*Problem requirements:*
The entries that follow should be repeated exactly, with no pictures kept.

Items from a data source:
*** Block opens ***

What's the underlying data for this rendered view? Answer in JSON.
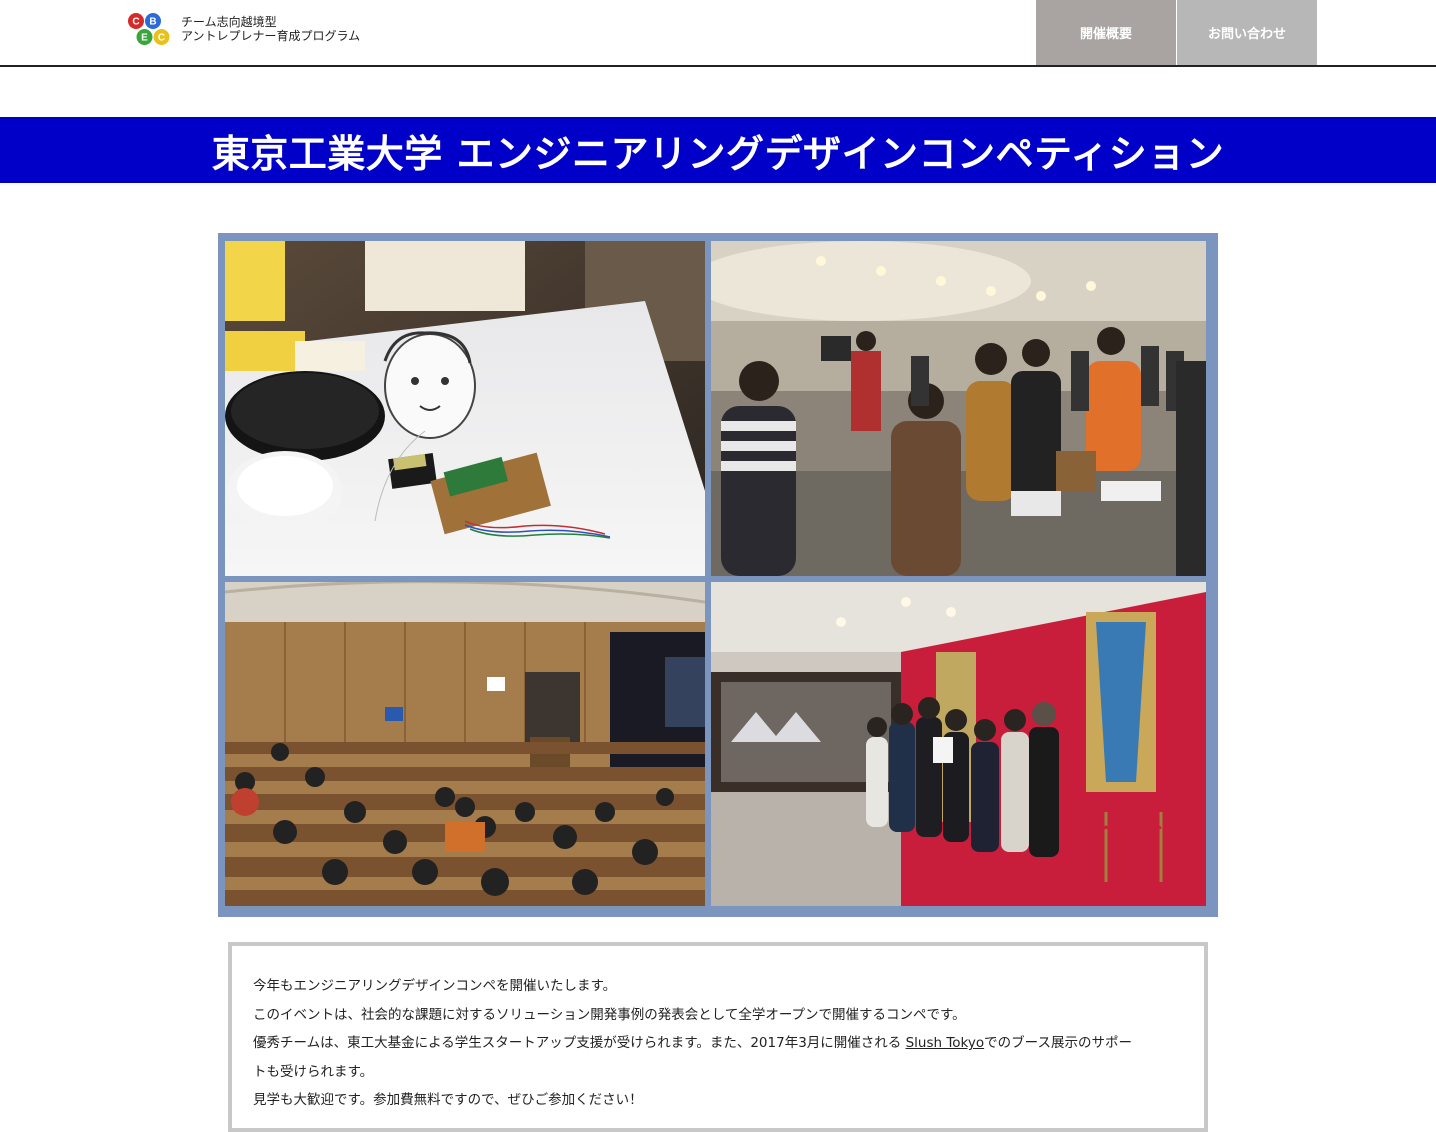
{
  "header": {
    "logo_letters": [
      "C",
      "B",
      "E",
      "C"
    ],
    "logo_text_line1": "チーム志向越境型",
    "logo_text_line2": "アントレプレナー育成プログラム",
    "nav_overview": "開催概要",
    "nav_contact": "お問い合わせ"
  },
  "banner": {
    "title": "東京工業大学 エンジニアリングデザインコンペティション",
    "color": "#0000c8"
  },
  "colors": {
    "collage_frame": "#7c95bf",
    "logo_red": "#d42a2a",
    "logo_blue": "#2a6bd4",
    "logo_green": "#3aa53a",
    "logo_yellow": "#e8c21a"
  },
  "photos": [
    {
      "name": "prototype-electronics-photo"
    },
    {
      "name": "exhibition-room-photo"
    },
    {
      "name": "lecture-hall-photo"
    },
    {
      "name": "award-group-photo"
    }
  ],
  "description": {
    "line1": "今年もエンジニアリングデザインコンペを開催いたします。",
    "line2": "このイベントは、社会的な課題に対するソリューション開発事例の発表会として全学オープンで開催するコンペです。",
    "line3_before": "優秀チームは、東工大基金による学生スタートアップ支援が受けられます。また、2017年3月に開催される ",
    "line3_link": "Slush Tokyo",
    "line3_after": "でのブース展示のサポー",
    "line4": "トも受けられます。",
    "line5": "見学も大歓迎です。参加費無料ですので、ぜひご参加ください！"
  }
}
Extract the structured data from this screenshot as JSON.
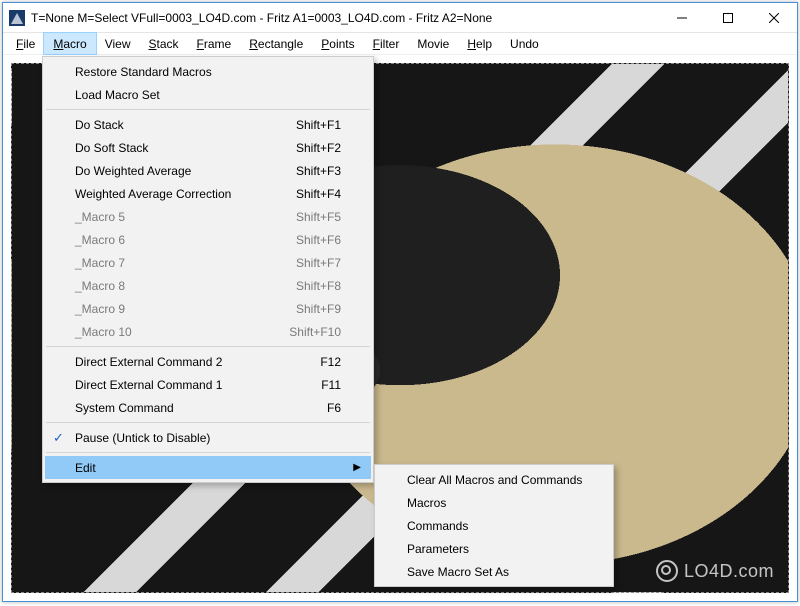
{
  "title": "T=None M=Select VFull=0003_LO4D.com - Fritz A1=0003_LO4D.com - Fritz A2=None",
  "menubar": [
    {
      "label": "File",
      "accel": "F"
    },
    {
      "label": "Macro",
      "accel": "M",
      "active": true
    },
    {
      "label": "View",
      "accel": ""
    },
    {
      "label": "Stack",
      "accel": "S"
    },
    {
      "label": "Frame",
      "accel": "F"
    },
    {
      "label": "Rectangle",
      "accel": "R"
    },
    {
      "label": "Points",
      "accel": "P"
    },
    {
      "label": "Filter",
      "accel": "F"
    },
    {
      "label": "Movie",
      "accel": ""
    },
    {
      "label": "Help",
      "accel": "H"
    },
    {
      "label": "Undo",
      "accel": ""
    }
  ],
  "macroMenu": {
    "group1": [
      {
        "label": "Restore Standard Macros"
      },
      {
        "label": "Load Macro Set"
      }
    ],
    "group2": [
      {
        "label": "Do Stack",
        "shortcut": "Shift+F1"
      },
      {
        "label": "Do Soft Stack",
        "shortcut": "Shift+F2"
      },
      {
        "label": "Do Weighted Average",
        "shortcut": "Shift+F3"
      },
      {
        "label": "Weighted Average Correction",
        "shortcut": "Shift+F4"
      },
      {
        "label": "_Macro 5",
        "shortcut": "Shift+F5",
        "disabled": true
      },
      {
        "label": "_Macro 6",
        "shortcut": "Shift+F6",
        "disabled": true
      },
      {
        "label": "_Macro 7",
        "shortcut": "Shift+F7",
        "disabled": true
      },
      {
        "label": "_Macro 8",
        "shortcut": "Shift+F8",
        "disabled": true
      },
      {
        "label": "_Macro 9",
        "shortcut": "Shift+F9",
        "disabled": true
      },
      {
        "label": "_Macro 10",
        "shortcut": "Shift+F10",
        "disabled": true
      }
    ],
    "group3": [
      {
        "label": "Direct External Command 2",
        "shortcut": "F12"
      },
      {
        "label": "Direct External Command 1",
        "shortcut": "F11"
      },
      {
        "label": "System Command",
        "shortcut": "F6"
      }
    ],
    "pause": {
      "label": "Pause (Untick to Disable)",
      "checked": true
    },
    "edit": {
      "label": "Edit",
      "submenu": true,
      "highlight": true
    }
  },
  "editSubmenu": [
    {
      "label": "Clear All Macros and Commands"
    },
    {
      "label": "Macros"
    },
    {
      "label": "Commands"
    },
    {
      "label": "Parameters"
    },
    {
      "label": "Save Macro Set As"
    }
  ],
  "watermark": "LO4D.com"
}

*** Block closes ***

*Finished task:*
What's the underlying data for this rendered view? Answer in JSON.
{
  "header": {
    "logo_letters": [
      "C",
      "B",
      "E",
      "C"
    ],
    "logo_text_line1": "チーム志向越境型",
    "logo_text_line2": "アントレプレナー育成プログラム",
    "nav_overview": "開催概要",
    "nav_contact": "お問い合わせ"
  },
  "banner": {
    "title": "東京工業大学 エンジニアリングデザインコンペティション",
    "color": "#0000c8"
  },
  "colors": {
    "collage_frame": "#7c95bf",
    "logo_red": "#d42a2a",
    "logo_blue": "#2a6bd4",
    "logo_green": "#3aa53a",
    "logo_yellow": "#e8c21a"
  },
  "photos": [
    {
      "name": "prototype-electronics-photo"
    },
    {
      "name": "exhibition-room-photo"
    },
    {
      "name": "lecture-hall-photo"
    },
    {
      "name": "award-group-photo"
    }
  ],
  "description": {
    "line1": "今年もエンジニアリングデザインコンペを開催いたします。",
    "line2": "このイベントは、社会的な課題に対するソリューション開発事例の発表会として全学オープンで開催するコンペです。",
    "line3_before": "優秀チームは、東工大基金による学生スタートアップ支援が受けられます。また、2017年3月に開催される ",
    "line3_link": "Slush Tokyo",
    "line3_after": "でのブース展示のサポー",
    "line4": "トも受けられます。",
    "line5": "見学も大歓迎です。参加費無料ですので、ぜひご参加ください！"
  }
}
Extract the structured data from this screenshot as JSON.
{
  "title": "T=None M=Select VFull=0003_LO4D.com - Fritz A1=0003_LO4D.com - Fritz A2=None",
  "menubar": [
    {
      "label": "File",
      "accel": "F"
    },
    {
      "label": "Macro",
      "accel": "M",
      "active": true
    },
    {
      "label": "View",
      "accel": ""
    },
    {
      "label": "Stack",
      "accel": "S"
    },
    {
      "label": "Frame",
      "accel": "F"
    },
    {
      "label": "Rectangle",
      "accel": "R"
    },
    {
      "label": "Points",
      "accel": "P"
    },
    {
      "label": "Filter",
      "accel": "F"
    },
    {
      "label": "Movie",
      "accel": ""
    },
    {
      "label": "Help",
      "accel": "H"
    },
    {
      "label": "Undo",
      "accel": ""
    }
  ],
  "macroMenu": {
    "group1": [
      {
        "label": "Restore Standard Macros"
      },
      {
        "label": "Load Macro Set"
      }
    ],
    "group2": [
      {
        "label": "Do Stack",
        "shortcut": "Shift+F1"
      },
      {
        "label": "Do Soft Stack",
        "shortcut": "Shift+F2"
      },
      {
        "label": "Do Weighted Average",
        "shortcut": "Shift+F3"
      },
      {
        "label": "Weighted Average Correction",
        "shortcut": "Shift+F4"
      },
      {
        "label": "_Macro 5",
        "shortcut": "Shift+F5",
        "disabled": true
      },
      {
        "label": "_Macro 6",
        "shortcut": "Shift+F6",
        "disabled": true
      },
      {
        "label": "_Macro 7",
        "shortcut": "Shift+F7",
        "disabled": true
      },
      {
        "label": "_Macro 8",
        "shortcut": "Shift+F8",
        "disabled": true
      },
      {
        "label": "_Macro 9",
        "shortcut": "Shift+F9",
        "disabled": true
      },
      {
        "label": "_Macro 10",
        "shortcut": "Shift+F10",
        "disabled": true
      }
    ],
    "group3": [
      {
        "label": "Direct External Command 2",
        "shortcut": "F12"
      },
      {
        "label": "Direct External Command 1",
        "shortcut": "F11"
      },
      {
        "label": "System Command",
        "shortcut": "F6"
      }
    ],
    "pause": {
      "label": "Pause (Untick to Disable)",
      "checked": true
    },
    "edit": {
      "label": "Edit",
      "submenu": true,
      "highlight": true
    }
  },
  "editSubmenu": [
    {
      "label": "Clear All Macros and Commands"
    },
    {
      "label": "Macros"
    },
    {
      "label": "Commands"
    },
    {
      "label": "Parameters"
    },
    {
      "label": "Save Macro Set As"
    }
  ],
  "watermark": "LO4D.com"
}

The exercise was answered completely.